    - Resperatory droplets, most infectious during runny nose period,
    common in infants
    Prevention - Vaccination of infants
    Treatment -
    Erythromycin if given early
    Whooping Cough
  13. Symptoms - Slight fever w/night sweats, weight loss, chonic cough,
    bloody sputum
    Causative Agent - Mycobacterium tuberculosis, gram
    positive, slender bacillus, slow growing
    Pathogenesis - Inhalation of
    airborne organisms, taken up by pulmonary macrophages in the lungs,
    carried to lymph nodes, 2 weeks later, severe immune response occurs,
    causes death of tissue resulting in "cheesy" material
    Epidemiology -
    10M americans infected, mostly non-white, elderly poor people, need as
    little as 10 inhaled organisms
    Prevention - No vaccine in US due to
    TB test
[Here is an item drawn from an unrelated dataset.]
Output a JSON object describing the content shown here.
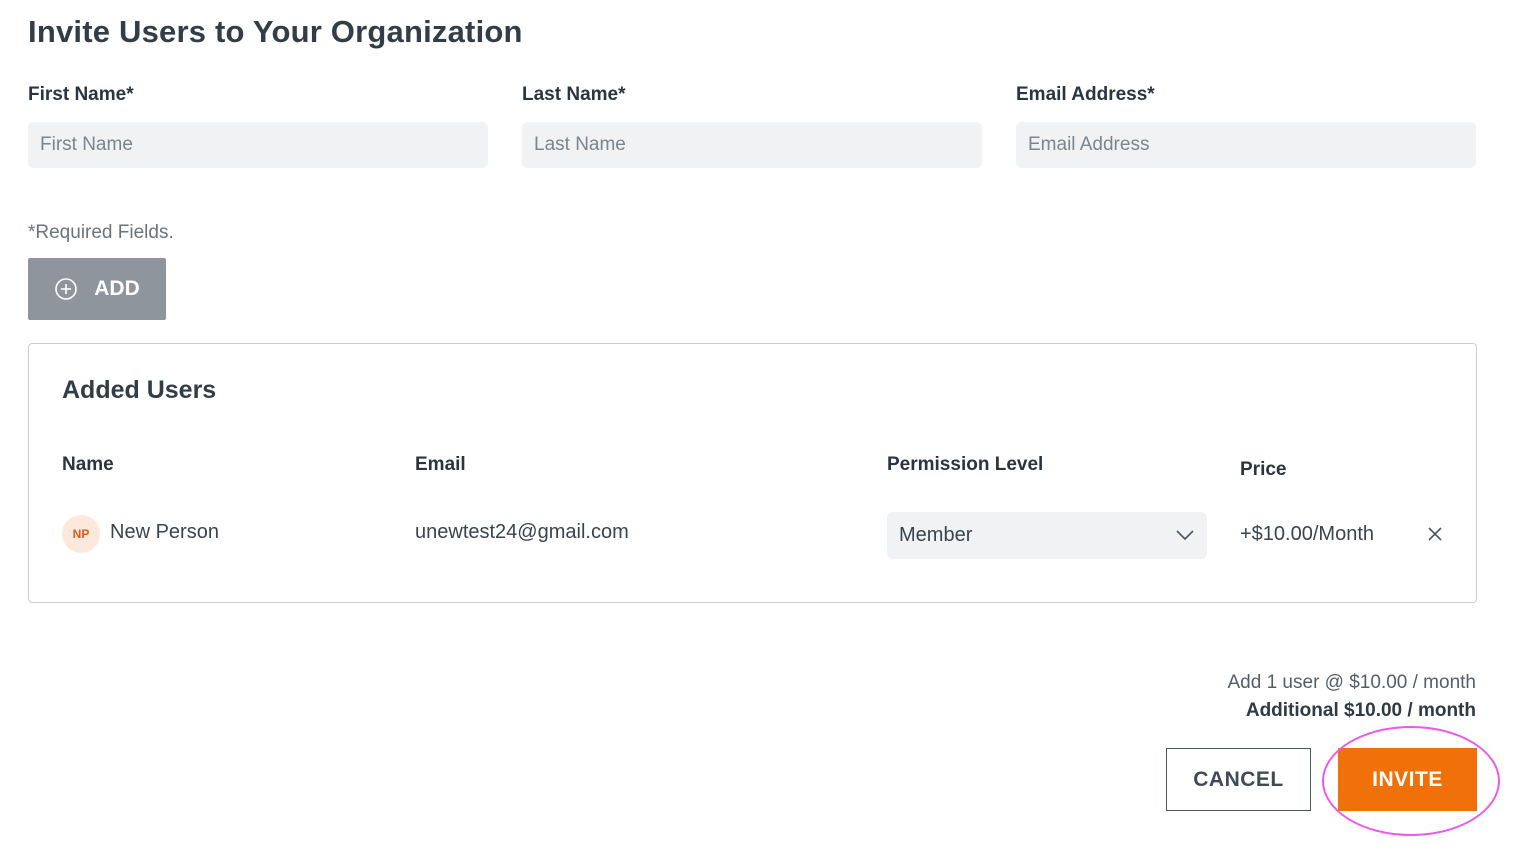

    Treatment - Antibiotic treatment given in cases of active
    tuberculosis, 6 month therapy, 2 or more medications
  14. Symptoms - short incubation, headache, fever, muscle pain, dry cough.
    Symptoms besides fatigue may leave in 1 week.
    Causative agent -
    Influenza A Virus, single stranded RNA genome
    Pathogenesis -
    Respiratory secretions, attaches to cell via hemagglutinin spikes
    - Outbreaks occur Fall - Spring every year, Virus undergoes antigenic
    drift, causing minor changes in spikes
    Prevention - Vaccination
    - Antiviral medications Amantidine and Rimantidine
  15. Symptoms - Acute fever, lower back muscle ache, nausea/vomitting,
    diarrhea. Later shortness of breath, shock and death
    Causative agent
    - Hantavirus, single stranded RNA genome, enveloped, lifetime infection
    in rodents
    Pathogenesis - Inhalation of dust contaminated with
    rodent urine, feces and saliva. Infects cells that line capillaries.
    Inflammation in capillaries causes fluid to leak into the lungs. 40% of
    patients die from shock.
    Epidemiology - Emerging disease/recent
    discovery, most cases occur west of MS river, outbreaks correlate to
    increase in deer mouse population
    Prevention - Minimizing exposure
    - None
    Hantavirus Pulmonary Syndrome
  16. 123 known cases between 1996 - 2004
    High mortality rate among infants
    avian virus
    Vaccines currently being developed
    Bird Flu (Avian Influenza)
Card Set
22 - Respiratory System Infections
22 - Respiratory System Infections